____ DATA LISTING

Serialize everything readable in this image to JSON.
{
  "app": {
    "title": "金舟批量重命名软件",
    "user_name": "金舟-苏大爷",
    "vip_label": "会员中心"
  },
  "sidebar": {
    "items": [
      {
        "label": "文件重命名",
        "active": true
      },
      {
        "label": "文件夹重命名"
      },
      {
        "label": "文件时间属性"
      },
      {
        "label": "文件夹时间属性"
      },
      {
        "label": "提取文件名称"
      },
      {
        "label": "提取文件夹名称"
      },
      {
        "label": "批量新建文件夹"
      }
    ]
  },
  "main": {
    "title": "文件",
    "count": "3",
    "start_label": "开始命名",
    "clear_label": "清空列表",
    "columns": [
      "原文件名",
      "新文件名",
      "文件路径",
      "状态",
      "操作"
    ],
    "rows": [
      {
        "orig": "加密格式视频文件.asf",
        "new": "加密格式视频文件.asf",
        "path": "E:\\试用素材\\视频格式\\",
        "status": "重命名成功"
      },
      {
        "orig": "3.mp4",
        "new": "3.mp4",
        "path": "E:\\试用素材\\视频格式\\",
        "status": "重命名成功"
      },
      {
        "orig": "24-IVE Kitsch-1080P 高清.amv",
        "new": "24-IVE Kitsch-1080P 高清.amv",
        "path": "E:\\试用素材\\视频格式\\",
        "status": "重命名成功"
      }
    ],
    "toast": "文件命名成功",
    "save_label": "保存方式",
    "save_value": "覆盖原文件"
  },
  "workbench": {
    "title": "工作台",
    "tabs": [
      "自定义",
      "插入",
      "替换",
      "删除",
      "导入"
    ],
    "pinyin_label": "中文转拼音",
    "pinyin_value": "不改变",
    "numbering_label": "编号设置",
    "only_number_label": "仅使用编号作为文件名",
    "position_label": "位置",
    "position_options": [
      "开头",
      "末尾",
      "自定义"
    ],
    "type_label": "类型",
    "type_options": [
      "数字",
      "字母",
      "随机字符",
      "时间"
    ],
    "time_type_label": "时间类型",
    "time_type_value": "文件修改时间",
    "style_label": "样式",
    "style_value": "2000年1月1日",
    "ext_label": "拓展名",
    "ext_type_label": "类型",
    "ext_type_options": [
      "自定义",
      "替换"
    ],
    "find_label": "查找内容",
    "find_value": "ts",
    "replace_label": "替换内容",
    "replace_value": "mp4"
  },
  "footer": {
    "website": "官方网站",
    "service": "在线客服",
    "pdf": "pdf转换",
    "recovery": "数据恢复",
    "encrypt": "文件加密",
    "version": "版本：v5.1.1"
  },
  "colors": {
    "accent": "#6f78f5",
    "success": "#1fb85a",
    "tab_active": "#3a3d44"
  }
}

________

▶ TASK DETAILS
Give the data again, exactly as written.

▶ RESPONSE
Serialize everything readable in this image to JSON.
{
  "app": {
    "title": "金舟批量重命名软件",
    "user_name": "金舟-苏大爷",
    "vip_label": "会员中心"
  },
  "sidebar": {
    "items": [
      {
        "label": "文件重命名",
        "active": true
      },
      {
        "label": "文件夹重命名"
      },
      {
        "label": "文件时间属性"
      },
      {
        "label": "文件夹时间属性"
      },
      {
        "label": "提取文件名称"
      },
      {
        "label": "提取文件夹名称"
      },
      {
        "label": "批量新建文件夹"
      }
    ]
  },
  "main": {
    "title": "文件",
    "count": "3",
    "start_label": "开始命名",
    "clear_label": "清空列表",
    "columns": [
      "原文件名",
      "新文件名",
      "文件路径",
      "状态",
      "操作"
    ],
    "rows": [
      {
        "orig": "加密格式视频文件.asf",
        "new": "加密格式视频文件.asf",
        "path": "E:\\试用素材\\视频格式\\",
        "status": "重命名成功"
      },
      {
        "orig": "3.mp4",
        "new": "3.mp4",
        "path": "E:\\试用素材\\视频格式\\",
        "status": "重命名成功"
      },
      {
        "orig": "24-IVE Kitsch-1080P 高清.amv",
        "new": "24-IVE Kitsch-1080P 高清.amv",
        "path": "E:\\试用素材\\视频格式\\",
        "status": "重命名成功"
      }
    ],
    "toast": "文件命名成功",
    "save_label": "保存方式",
    "save_value": "覆盖原文件"
  },
  "workbench": {
    "title": "工作台",
    "tabs": [
      "自定义",
      "插入",
      "替换",
      "删除",
      "导入"
    ],
    "pinyin_label": "中文转拼音",
    "pinyin_value": "不改变",
    "numbering_label": "编号设置",
    "only_number_label": "仅使用编号作为文件名",
    "position_label": "位置",
    "position_options": [
      "开头",
      "末尾",
      "自定义"
    ],
    "type_label": "类型",
    "type_options": [
      "数字",
      "字母",
      "随机字符",
      "时间"
    ],
    "time_type_label": "时间类型",
    "time_type_value": "文件修改时间",
    "style_label": "样式",
    "style_value": "2000年1月1日",
    "ext_label": "拓展名",
    "ext_type_label": "类型",
    "ext_type_options": [
      "自定义",
      "替换"
    ],
    "find_label": "查找内容",
    "find_value": "ts",
    "replace_label": "替换内容",
    "replace_value": "mp4"
  },
  "footer": {
    "website": "官方网站",
    "service": "在线客服",
    "pdf": "pdf转换",
    "recovery": "数据恢复",
    "encrypt": "文件加密",
    "version": "版本：v5.1.1"
  },
  "colors": {
    "accent": "#6f78f5",
    "success": "#1fb85a",
    "tab_active": "#3a3d44"
  }
}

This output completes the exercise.